[Excerpts from a dataset]
—————

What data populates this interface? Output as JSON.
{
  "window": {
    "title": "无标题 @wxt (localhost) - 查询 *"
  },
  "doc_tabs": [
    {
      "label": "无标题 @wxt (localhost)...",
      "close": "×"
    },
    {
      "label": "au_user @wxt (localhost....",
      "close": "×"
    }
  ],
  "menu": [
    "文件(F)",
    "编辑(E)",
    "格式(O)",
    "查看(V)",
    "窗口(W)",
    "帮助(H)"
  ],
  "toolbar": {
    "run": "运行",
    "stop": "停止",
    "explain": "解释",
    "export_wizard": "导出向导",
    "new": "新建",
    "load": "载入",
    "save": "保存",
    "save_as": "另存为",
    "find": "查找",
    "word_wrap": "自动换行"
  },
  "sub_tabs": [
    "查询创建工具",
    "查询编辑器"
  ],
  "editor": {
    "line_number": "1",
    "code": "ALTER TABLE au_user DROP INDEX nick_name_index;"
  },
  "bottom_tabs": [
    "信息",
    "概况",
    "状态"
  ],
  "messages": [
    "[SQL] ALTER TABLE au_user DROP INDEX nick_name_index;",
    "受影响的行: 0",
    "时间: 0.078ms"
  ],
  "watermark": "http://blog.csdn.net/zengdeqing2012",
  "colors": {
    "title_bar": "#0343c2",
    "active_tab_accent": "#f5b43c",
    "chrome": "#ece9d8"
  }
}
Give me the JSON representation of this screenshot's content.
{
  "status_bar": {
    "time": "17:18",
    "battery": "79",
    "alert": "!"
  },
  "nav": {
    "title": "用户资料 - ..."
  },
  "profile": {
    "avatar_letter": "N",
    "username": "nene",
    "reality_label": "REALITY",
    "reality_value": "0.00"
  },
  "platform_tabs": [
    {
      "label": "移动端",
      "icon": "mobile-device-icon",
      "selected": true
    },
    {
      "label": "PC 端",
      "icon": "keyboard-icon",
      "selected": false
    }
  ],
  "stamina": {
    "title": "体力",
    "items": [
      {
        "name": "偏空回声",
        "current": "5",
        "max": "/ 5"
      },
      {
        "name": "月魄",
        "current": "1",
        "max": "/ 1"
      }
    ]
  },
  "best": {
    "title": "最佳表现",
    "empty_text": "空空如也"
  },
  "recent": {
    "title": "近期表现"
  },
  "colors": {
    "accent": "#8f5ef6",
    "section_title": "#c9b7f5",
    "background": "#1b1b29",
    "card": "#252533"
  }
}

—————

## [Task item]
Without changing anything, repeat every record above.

## [Solution to the exercise]
What data populates this interface? Output as JSON.
{
  "window": {
    "title": "无标题 @wxt (localhost) - 查询 *"
  },
  "doc_tabs": [
    {
      "label": "无标题 @wxt (localhost)...",
      "close": "×"
    },
    {
      "label": "au_user @wxt (localhost....",
      "close": "×"
    }
  ],
  "menu": [
    "文件(F)",
    "编辑(E)",
    "格式(O)",
    "查看(V)",
    "窗口(W)",
    "帮助(H)"
  ],
  "toolbar": {
    "run": "运行",
    "stop": "停止",
    "explain": "解释",
    "export_wizard": "导出向导",
    "new": "新建",
    "load": "载入",
    "save": "保存",
    "save_as": "另存为",
    "find": "查找",
    "word_wrap": "自动换行"
  },
  "sub_tabs": [
    "查询创建工具",
    "查询编辑器"
  ],
  "editor": {
    "line_number": "1",
    "code": "ALTER TABLE au_user DROP INDEX nick_name_index;"
  },
  "bottom_tabs": [
    "信息",
    "概况",
    "状态"
  ],
  "messages": [
    "[SQL] ALTER TABLE au_user DROP INDEX nick_name_index;",
    "受影响的行: 0",
    "时间: 0.078ms"
  ],
  "watermark": "http://blog.csdn.net/zengdeqing2012",
  "colors": {
    "title_bar": "#0343c2",
    "active_tab_accent": "#f5b43c",
    "chrome": "#ece9d8"
  }
}
Give me the JSON representation of this screenshot's content.
{
  "status_bar": {
    "time": "17:18",
    "battery": "79",
    "alert": "!"
  },
  "nav": {
    "title": "用户资料 - ..."
  },
  "profile": {
    "avatar_letter": "N",
    "username": "nene",
    "reality_label": "REALITY",
    "reality_value": "0.00"
  },
  "platform_tabs": [
    {
      "label": "移动端",
      "icon": "mobile-device-icon",
      "selected": true
    },
    {
      "label": "PC 端",
      "icon": "keyboard-icon",
      "selected": false
    }
  ],
  "stamina": {
    "title": "体力",
    "items": [
      {
        "name": "偏空回声",
        "current": "5",
        "max": "/ 5"
      },
      {
        "name": "月魄",
        "current": "1",
        "max": "/ 1"
      }
    ]
  },
  "best": {
    "title": "最佳表现",
    "empty_text": "空空如也"
  },
  "recent": {
    "title": "近期表现"
  },
  "colors": {
    "accent": "#8f5ef6",
    "section_title": "#c9b7f5",
    "background": "#1b1b29",
    "card": "#252533"
  }
}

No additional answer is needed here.